** Opening Information given block **

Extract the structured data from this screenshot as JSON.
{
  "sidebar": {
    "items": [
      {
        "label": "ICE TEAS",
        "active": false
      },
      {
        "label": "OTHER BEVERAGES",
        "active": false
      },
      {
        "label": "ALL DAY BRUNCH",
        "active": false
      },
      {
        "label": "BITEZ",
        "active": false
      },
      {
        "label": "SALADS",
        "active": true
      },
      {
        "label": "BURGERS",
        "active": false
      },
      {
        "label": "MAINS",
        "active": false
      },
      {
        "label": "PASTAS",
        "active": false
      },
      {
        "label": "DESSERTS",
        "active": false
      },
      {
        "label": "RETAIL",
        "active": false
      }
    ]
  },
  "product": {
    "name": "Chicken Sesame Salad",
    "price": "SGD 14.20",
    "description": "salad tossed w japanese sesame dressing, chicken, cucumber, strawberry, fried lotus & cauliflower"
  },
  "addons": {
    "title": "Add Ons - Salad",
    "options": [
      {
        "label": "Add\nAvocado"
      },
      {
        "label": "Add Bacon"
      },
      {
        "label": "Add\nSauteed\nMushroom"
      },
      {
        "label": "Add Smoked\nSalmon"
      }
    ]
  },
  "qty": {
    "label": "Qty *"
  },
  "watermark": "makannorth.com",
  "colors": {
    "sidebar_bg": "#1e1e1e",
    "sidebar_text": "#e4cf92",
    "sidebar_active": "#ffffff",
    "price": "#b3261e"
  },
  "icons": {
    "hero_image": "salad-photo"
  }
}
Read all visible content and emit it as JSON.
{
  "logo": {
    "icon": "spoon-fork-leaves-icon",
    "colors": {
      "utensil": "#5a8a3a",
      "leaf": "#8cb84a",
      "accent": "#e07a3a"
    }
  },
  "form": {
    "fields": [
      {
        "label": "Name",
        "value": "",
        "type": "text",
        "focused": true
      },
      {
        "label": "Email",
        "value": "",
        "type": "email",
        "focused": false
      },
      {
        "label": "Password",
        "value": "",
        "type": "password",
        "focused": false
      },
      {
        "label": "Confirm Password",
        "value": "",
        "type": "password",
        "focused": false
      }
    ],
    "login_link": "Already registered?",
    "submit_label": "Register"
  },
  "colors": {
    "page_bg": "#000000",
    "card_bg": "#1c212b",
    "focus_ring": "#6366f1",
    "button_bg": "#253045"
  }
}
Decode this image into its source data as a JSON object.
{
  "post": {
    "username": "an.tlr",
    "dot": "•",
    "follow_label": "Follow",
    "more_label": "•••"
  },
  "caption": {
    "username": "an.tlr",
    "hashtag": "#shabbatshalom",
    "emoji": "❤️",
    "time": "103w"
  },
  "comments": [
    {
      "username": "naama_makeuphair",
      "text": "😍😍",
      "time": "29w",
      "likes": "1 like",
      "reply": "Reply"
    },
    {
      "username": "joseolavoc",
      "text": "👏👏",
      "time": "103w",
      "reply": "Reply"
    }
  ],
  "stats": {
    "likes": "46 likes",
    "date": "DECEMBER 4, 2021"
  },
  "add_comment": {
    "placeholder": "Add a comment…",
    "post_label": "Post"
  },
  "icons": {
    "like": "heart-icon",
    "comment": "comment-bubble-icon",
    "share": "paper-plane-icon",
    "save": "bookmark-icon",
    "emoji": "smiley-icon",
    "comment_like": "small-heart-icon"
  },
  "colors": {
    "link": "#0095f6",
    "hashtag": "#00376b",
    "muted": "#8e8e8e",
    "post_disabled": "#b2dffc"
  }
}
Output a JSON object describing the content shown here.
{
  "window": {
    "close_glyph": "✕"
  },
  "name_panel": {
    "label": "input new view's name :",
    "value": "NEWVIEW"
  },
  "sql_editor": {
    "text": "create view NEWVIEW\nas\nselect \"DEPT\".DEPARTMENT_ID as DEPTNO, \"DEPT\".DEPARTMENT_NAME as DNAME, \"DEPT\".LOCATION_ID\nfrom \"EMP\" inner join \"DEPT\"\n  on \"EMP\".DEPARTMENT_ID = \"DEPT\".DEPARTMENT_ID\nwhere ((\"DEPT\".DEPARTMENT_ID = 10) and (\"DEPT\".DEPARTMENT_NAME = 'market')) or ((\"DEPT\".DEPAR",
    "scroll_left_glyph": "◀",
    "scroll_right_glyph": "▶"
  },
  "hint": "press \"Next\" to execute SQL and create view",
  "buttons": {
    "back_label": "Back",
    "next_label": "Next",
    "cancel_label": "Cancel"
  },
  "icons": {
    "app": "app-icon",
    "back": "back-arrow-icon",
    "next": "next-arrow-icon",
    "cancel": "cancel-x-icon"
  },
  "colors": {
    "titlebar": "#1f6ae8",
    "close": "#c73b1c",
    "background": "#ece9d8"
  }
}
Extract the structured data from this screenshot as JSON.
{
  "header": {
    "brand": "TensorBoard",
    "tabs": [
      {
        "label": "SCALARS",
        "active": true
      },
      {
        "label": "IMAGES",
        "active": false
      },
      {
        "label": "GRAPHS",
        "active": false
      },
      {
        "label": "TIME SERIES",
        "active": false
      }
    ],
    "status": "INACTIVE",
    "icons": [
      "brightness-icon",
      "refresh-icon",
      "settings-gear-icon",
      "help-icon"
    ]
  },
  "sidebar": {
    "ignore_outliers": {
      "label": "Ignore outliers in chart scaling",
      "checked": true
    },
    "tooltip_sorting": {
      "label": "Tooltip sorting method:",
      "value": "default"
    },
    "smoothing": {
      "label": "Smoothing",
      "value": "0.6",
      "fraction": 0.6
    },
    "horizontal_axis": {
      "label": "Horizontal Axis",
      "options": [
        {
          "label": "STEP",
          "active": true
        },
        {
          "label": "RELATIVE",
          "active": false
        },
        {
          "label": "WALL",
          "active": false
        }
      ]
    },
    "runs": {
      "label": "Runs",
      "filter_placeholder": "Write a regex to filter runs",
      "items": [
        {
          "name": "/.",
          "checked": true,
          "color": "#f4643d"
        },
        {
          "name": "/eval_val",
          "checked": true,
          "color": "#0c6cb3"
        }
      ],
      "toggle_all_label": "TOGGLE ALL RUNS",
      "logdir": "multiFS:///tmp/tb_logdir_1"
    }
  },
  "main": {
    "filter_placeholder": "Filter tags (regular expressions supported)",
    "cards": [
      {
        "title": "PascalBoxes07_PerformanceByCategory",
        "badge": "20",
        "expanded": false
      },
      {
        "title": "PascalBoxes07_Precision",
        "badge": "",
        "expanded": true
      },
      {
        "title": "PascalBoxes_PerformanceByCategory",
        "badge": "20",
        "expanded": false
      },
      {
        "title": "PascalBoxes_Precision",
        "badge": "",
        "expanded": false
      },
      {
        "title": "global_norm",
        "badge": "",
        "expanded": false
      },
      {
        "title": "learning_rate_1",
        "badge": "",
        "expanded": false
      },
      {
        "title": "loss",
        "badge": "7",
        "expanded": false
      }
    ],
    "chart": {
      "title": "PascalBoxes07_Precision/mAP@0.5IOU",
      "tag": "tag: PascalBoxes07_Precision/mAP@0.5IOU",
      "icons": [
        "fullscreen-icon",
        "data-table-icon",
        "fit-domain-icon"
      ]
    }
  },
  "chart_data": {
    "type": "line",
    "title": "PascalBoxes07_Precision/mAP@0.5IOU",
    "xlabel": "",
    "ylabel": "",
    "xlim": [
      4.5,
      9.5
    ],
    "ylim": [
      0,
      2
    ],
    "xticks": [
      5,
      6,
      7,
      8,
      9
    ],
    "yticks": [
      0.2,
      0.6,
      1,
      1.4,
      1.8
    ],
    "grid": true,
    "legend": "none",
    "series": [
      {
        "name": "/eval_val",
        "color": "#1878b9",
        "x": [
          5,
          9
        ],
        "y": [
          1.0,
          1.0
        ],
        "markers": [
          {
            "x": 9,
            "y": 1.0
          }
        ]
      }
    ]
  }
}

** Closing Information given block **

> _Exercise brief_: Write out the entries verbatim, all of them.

> _Task answer_:
Extract the structured data from this screenshot as JSON.
{
  "sidebar": {
    "items": [
      {
        "label": "ICE TEAS",
        "active": false
      },
      {
        "label": "OTHER BEVERAGES",
        "active": false
      },
      {
        "label": "ALL DAY BRUNCH",
        "active": false
      },
      {
        "label": "BITEZ",
        "active": false
      },
      {
        "label": "SALADS",
        "active": true
      },
      {
        "label": "BURGERS",
        "active": false
      },
      {
        "label": "MAINS",
        "active": false
      },
      {
        "label": "PASTAS",
        "active": false
      },
      {
        "label": "DESSERTS",
        "active": false
      },
      {
        "label": "RETAIL",
        "active": false
      }
    ]
  },
  "product": {
    "name": "Chicken Sesame Salad",
    "price": "SGD 14.20",
    "description": "salad tossed w japanese sesame dressing, chicken, cucumber, strawberry, fried lotus & cauliflower"
  },
  "addons": {
    "title": "Add Ons - Salad",
    "options": [
      {
        "label": "Add\nAvocado"
      },
      {
        "label": "Add Bacon"
      },
      {
        "label": "Add\nSauteed\nMushroom"
      },
      {
        "label": "Add Smoked\nSalmon"
      }
    ]
  },
  "qty": {
    "label": "Qty *"
  },
  "watermark": "makannorth.com",
  "colors": {
    "sidebar_bg": "#1e1e1e",
    "sidebar_text": "#e4cf92",
    "sidebar_active": "#ffffff",
    "price": "#b3261e"
  },
  "icons": {
    "hero_image": "salad-photo"
  }
}
Read all visible content and emit it as JSON.
{
  "logo": {
    "icon": "spoon-fork-leaves-icon",
    "colors": {
      "utensil": "#5a8a3a",
      "leaf": "#8cb84a",
      "accent": "#e07a3a"
    }
  },
  "form": {
    "fields": [
      {
        "label": "Name",
        "value": "",
        "type": "text",
        "focused": true
      },
      {
        "label": "Email",
        "value": "",
        "type": "email",
        "focused": false
      },
      {
        "label": "Password",
        "value": "",
        "type": "password",
        "focused": false
      },
      {
        "label": "Confirm Password",
        "value": "",
        "type": "password",
        "focused": false
      }
    ],
    "login_link": "Already registered?",
    "submit_label": "Register"
  },
  "colors": {
    "page_bg": "#000000",
    "card_bg": "#1c212b",
    "focus_ring": "#6366f1",
    "button_bg": "#253045"
  }
}
Decode this image into its source data as a JSON object.
{
  "post": {
    "username": "an.tlr",
    "dot": "•",
    "follow_label": "Follow",
    "more_label": "•••"
  },
  "caption": {
    "username": "an.tlr",
    "hashtag": "#shabbatshalom",
    "emoji": "❤️",
    "time": "103w"
  },
  "comments": [
    {
      "username": "naama_makeuphair",
      "text": "😍😍",
      "time": "29w",
      "likes": "1 like",
      "reply": "Reply"
    },
    {
      "username": "joseolavoc",
      "text": "👏👏",
      "time": "103w",
      "reply": "Reply"
    }
  ],
  "stats": {
    "likes": "46 likes",
    "date": "DECEMBER 4, 2021"
  },
  "add_comment": {
    "placeholder": "Add a comment…",
    "post_label": "Post"
  },
  "icons": {
    "like": "heart-icon",
    "comment": "comment-bubble-icon",
    "share": "paper-plane-icon",
    "save": "bookmark-icon",
    "emoji": "smiley-icon",
    "comment_like": "small-heart-icon"
  },
  "colors": {
    "link": "#0095f6",
    "hashtag": "#00376b",
    "muted": "#8e8e8e",
    "post_disabled": "#b2dffc"
  }
}
Output a JSON object describing the content shown here.
{
  "window": {
    "close_glyph": "✕"
  },
  "name_panel": {
    "label": "input new view's name :",
    "value": "NEWVIEW"
  },
  "sql_editor": {
    "text": "create view NEWVIEW\nas\nselect \"DEPT\".DEPARTMENT_ID as DEPTNO, \"DEPT\".DEPARTMENT_NAME as DNAME, \"DEPT\".LOCATION_ID\nfrom \"EMP\" inner join \"DEPT\"\n  on \"EMP\".DEPARTMENT_ID = \"DEPT\".DEPARTMENT_ID\nwhere ((\"DEPT\".DEPARTMENT_ID = 10) and (\"DEPT\".DEPARTMENT_NAME = 'market')) or ((\"DEPT\".DEPAR",
    "scroll_left_glyph": "◀",
    "scroll_right_glyph": "▶"
  },
  "hint": "press \"Next\" to execute SQL and create view",
  "buttons": {
    "back_label": "Back",
    "next_label": "Next",
    "cancel_label": "Cancel"
  },
  "icons": {
    "app": "app-icon",
    "back": "back-arrow-icon",
    "next": "next-arrow-icon",
    "cancel": "cancel-x-icon"
  },
  "colors": {
    "titlebar": "#1f6ae8",
    "close": "#c73b1c",
    "background": "#ece9d8"
  }
}
Extract the structured data from this screenshot as JSON.
{
  "header": {
    "brand": "TensorBoard",
    "tabs": [
      {
        "label": "SCALARS",
        "active": true
      },
      {
        "label": "IMAGES",
        "active": false
      },
      {
        "label": "GRAPHS",
        "active": false
      },
      {
        "label": "TIME SERIES",
        "active": false
      }
    ],
    "status": "INACTIVE",
    "icons": [
      "brightness-icon",
      "refresh-icon",
      "settings-gear-icon",
      "help-icon"
    ]
  },
  "sidebar": {
    "ignore_outliers": {
      "label": "Ignore outliers in chart scaling",
      "checked": true
    },
    "tooltip_sorting": {
      "label": "Tooltip sorting method:",
      "value": "default"
    },
    "smoothing": {
      "label": "Smoothing",
      "value": "0.6",
      "fraction": 0.6
    },
    "horizontal_axis": {
      "label": "Horizontal Axis",
      "options": [
        {
          "label": "STEP",
          "active": true
        },
        {
          "label": "RELATIVE",
          "active": false
        },
        {
          "label": "WALL",
          "active": false
        }
      ]
    },
    "runs": {
      "label": "Runs",
      "filter_placeholder": "Write a regex to filter runs",
      "items": [
        {
          "name": "/.",
          "checked": true,
          "color": "#f4643d"
        },
        {
          "name": "/eval_val",
          "checked": true,
          "color": "#0c6cb3"
        }
      ],
      "toggle_all_label": "TOGGLE ALL RUNS",
      "logdir": "multiFS:///tmp/tb_logdir_1"
    }
  },
  "main": {
    "filter_placeholder": "Filter tags (regular expressions supported)",
    "cards": [
      {
        "title": "PascalBoxes07_PerformanceByCategory",
        "badge": "20",
        "expanded": false
      },
      {
        "title": "PascalBoxes07_Precision",
        "badge": "",
        "expanded": true
      },
      {
        "title": "PascalBoxes_PerformanceByCategory",
        "badge": "20",
        "expanded": false
      },
      {
        "title": "PascalBoxes_Precision",
        "badge": "",
        "expanded": false
      },
      {
        "title": "global_norm",
        "badge": "",
        "expanded": false
      },
      {
        "title": "learning_rate_1",
        "badge": "",
        "expanded": false
      },
      {
        "title": "loss",
        "badge": "7",
        "expanded": false
      }
    ],
    "chart": {
      "title": "PascalBoxes07_Precision/mAP@0.5IOU",
      "tag": "tag: PascalBoxes07_Precision/mAP@0.5IOU",
      "icons": [
        "fullscreen-icon",
        "data-table-icon",
        "fit-domain-icon"
      ]
    }
  },
  "chart_data": {
    "type": "line",
    "title": "PascalBoxes07_Precision/mAP@0.5IOU",
    "xlabel": "",
    "ylabel": "",
    "xlim": [
      4.5,
      9.5
    ],
    "ylim": [
      0,
      2
    ],
    "xticks": [
      5,
      6,
      7,
      8,
      9
    ],
    "yticks": [
      0.2,
      0.6,
      1,
      1.4,
      1.8
    ],
    "grid": true,
    "legend": "none",
    "series": [
      {
        "name": "/eval_val",
        "color": "#1878b9",
        "x": [
          5,
          9
        ],
        "y": [
          1.0,
          1.0
        ],
        "markers": [
          {
            "x": 9,
            "y": 1.0
          }
        ]
      }
    ]
  }
}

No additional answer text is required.